**** The records
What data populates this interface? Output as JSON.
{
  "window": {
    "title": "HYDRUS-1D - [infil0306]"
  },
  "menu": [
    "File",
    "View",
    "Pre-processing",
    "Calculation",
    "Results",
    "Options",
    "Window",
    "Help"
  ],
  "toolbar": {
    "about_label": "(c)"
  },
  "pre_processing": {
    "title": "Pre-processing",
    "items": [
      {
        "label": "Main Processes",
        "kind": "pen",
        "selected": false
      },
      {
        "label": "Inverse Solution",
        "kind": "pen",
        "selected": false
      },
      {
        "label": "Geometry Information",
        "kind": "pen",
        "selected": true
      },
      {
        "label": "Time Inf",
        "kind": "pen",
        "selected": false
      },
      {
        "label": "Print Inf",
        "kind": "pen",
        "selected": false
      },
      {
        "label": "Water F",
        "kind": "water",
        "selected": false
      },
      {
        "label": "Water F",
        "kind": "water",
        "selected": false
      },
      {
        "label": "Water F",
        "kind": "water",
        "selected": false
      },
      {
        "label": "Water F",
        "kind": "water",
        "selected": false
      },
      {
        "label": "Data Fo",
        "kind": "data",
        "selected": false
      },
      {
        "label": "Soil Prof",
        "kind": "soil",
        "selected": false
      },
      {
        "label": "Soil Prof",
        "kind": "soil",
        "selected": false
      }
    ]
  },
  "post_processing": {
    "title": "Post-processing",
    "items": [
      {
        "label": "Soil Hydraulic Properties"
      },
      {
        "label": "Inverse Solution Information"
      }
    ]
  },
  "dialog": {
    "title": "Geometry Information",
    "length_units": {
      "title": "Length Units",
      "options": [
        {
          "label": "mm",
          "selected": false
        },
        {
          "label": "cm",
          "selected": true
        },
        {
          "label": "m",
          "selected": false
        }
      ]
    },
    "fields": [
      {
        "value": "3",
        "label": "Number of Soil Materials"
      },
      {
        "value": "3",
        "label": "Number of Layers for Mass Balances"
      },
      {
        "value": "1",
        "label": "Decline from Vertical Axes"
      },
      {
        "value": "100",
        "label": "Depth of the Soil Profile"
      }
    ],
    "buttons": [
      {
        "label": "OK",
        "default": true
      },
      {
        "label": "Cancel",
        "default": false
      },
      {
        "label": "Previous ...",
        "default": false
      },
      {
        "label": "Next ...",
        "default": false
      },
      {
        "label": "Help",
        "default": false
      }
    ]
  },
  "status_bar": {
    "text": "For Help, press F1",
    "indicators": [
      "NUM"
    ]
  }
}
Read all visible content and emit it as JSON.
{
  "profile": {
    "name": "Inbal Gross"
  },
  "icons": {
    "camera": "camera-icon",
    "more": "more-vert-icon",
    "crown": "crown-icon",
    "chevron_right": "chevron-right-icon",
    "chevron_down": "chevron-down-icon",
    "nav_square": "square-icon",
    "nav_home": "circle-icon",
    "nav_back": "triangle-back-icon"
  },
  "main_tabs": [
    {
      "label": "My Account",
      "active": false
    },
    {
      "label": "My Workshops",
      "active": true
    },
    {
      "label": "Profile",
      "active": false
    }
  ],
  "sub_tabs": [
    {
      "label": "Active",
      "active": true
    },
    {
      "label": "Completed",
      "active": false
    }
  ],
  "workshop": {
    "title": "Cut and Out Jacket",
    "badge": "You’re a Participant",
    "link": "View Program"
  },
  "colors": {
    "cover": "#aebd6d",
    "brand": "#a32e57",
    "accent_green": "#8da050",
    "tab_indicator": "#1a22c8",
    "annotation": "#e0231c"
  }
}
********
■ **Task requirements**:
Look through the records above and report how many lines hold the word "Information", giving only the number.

■ **Reply**:
3